The Park is named for its showiest mountain, which in turn is named for the Inca emperor Huascar. He didn’t reign for very long — only five short years in the middle of the 16th century — but his big snowy rock in the middle of the Cordillera Blanca (the White Mountain Range) in the central Andes rises high above all others in Peru. For a little perspective, the world’s tallest mountain, Mt. Everest, reaches 29,000 feet.
Since the 1980s, the Park has been a designated UNESCO World Heritage Site, and it also falls under the umbrella of SERNANP, the Peruvian network of protected natural areas. Aside from the cloud-scraping mountains, there is a lot to protect. There are tropical glaciers, pristine turquoise lakes, and hundreds of unique — and sometimes eccentric — plants and wildlife. A short list would include spectacled bears (who really do look like they’re wearing glasses), giant hummingbirds (well, giant by humming bird standards), South American camels (called Vicuñas, the national animal of Peru), and scrappy, ring-tailed Andean mountain cats. On the flora side, there are almost 800 different species of high-altitude plants, including the spectacular Queen of the Andes, which shoots a flowery stem 30 feet straight up from her spiky bottom.

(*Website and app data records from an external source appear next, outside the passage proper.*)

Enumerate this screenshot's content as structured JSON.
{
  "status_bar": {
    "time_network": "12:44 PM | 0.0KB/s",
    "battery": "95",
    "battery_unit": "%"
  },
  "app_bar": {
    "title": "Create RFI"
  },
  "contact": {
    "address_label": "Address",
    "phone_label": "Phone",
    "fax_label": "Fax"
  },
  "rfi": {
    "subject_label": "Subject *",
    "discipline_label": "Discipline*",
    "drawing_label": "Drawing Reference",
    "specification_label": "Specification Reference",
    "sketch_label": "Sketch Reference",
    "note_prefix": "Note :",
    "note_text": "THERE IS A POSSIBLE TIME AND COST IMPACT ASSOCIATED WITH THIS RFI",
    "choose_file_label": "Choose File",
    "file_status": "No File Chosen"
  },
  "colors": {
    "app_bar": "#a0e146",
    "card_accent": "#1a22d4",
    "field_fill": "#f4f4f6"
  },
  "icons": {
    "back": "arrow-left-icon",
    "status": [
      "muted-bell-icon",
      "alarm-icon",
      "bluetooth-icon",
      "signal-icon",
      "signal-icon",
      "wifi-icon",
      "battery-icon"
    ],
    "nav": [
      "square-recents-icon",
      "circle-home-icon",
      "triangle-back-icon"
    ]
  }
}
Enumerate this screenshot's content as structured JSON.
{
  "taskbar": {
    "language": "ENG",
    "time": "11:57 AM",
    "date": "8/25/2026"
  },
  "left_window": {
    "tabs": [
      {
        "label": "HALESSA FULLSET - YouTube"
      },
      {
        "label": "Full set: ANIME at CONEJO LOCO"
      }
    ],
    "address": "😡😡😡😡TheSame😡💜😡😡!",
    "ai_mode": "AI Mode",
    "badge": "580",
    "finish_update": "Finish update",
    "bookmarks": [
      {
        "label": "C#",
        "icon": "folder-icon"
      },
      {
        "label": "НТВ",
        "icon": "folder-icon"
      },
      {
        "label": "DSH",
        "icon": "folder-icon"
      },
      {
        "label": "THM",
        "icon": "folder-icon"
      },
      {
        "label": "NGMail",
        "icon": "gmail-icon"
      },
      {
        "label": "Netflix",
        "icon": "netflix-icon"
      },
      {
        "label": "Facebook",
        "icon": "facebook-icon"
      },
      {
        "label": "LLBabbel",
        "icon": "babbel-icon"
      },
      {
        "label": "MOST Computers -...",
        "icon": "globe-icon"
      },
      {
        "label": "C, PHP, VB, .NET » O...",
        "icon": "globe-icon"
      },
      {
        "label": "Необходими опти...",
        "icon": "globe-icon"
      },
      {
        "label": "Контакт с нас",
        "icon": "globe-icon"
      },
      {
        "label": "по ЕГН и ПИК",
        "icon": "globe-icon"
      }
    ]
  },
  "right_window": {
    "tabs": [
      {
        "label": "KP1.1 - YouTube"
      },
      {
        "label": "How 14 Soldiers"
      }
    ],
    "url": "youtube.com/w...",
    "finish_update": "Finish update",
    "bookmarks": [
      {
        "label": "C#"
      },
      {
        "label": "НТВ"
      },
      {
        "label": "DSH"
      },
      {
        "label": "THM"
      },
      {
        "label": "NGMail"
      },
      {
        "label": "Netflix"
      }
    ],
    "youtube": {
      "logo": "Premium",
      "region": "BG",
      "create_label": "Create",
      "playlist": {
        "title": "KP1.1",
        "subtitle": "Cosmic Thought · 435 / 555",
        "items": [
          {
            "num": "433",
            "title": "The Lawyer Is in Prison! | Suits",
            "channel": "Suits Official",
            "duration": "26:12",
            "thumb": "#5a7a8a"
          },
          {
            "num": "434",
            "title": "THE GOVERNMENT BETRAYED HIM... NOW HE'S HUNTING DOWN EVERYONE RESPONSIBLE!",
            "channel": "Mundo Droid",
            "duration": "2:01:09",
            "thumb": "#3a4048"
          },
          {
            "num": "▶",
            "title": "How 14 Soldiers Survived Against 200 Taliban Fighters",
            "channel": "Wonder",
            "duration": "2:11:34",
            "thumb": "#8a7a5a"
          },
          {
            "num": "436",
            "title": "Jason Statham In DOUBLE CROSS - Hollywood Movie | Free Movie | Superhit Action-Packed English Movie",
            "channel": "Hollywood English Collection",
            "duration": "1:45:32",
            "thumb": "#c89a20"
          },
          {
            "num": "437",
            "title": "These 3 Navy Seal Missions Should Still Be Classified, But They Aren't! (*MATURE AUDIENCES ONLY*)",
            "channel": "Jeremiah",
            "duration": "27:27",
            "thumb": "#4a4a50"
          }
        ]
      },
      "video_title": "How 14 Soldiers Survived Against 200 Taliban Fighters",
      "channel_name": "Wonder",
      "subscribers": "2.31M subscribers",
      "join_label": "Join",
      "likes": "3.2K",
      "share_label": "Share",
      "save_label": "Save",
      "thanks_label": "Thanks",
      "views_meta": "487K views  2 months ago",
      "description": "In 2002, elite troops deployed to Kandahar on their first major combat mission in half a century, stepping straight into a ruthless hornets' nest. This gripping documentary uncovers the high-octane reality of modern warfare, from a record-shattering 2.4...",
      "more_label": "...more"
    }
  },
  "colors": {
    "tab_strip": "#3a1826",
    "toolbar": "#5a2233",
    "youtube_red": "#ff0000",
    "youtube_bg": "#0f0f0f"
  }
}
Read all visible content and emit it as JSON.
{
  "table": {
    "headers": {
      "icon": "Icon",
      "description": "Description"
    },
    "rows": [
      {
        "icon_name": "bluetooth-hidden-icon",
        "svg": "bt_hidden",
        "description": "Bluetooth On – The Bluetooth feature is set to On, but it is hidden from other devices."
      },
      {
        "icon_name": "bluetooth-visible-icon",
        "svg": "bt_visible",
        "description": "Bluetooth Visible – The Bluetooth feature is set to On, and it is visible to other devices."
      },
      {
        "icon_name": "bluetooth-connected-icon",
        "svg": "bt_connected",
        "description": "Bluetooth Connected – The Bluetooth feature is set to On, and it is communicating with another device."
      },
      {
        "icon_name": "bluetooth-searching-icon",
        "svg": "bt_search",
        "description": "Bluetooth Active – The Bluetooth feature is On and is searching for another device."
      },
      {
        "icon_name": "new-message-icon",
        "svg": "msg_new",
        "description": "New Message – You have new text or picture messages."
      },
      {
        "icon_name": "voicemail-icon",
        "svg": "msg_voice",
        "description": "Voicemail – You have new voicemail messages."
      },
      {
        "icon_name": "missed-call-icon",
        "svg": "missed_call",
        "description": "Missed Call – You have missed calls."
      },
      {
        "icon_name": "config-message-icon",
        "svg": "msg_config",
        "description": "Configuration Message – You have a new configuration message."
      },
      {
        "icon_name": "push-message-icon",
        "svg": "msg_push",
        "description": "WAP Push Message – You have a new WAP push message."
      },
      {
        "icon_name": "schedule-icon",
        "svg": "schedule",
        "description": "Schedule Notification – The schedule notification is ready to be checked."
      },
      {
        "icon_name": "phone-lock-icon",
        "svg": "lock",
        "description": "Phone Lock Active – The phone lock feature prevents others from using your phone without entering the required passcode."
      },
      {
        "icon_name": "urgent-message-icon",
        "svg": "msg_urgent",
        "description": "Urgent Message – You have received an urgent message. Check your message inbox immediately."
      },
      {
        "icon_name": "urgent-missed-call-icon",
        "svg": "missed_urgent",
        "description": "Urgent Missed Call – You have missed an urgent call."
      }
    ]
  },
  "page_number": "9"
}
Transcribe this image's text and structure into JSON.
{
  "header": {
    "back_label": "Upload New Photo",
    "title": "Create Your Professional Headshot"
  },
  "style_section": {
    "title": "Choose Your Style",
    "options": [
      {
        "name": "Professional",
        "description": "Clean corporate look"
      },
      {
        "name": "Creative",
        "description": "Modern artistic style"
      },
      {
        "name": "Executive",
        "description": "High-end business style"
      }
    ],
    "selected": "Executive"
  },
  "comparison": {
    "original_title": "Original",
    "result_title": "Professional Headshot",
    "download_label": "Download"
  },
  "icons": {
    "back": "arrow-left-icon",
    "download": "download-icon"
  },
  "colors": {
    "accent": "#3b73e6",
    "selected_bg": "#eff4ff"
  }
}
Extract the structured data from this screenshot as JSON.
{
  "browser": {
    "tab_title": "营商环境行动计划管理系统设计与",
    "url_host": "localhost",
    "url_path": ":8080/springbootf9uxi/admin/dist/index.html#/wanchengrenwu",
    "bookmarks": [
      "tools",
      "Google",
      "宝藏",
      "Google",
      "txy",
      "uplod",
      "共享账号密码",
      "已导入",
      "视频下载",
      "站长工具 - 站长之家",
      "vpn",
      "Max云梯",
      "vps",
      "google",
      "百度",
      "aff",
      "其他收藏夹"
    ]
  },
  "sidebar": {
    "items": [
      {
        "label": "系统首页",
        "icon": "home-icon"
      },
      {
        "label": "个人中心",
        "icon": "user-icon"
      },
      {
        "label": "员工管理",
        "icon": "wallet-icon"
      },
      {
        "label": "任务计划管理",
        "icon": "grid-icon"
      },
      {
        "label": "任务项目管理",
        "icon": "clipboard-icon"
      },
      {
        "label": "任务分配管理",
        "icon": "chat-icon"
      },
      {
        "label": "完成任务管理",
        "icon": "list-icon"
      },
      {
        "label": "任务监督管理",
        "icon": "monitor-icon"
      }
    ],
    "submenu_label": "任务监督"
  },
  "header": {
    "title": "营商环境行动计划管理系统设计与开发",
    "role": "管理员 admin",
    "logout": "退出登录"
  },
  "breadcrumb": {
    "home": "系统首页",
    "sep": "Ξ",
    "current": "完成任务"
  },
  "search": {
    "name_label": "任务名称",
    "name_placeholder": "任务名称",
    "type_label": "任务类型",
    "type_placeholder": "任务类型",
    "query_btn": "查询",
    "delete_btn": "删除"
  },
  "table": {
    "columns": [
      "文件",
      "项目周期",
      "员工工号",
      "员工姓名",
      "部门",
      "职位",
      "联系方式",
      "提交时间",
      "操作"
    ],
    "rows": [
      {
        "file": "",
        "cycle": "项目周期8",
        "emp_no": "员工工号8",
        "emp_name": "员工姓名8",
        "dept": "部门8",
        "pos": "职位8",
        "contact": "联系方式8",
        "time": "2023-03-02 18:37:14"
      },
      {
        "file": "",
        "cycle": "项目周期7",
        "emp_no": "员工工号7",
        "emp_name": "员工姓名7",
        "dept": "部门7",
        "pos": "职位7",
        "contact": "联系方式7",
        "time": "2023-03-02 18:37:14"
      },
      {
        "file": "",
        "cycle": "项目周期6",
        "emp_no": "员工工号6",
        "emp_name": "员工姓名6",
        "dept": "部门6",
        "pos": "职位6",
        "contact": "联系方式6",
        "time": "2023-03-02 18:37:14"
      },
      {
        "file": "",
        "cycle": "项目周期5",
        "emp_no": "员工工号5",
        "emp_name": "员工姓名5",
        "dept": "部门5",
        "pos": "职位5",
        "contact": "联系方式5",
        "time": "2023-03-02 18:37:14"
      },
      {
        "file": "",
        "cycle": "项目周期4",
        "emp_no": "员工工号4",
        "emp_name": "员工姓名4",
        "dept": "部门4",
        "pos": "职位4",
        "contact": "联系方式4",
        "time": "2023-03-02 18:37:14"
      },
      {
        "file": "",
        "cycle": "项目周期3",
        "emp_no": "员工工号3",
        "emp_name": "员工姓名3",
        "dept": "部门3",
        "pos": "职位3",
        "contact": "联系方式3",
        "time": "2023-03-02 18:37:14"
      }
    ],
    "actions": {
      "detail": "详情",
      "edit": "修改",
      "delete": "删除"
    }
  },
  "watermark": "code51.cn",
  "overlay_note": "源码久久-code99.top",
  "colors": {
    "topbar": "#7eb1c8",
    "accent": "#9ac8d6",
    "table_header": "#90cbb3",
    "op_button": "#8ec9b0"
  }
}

It’s rugged, it’s high, it’s cold — and it can get shaky up there (earthquakes are fairly frequent). But Huascarán’s show-stopping terrain and delicately balanced ecosystems make for a National Park like no other.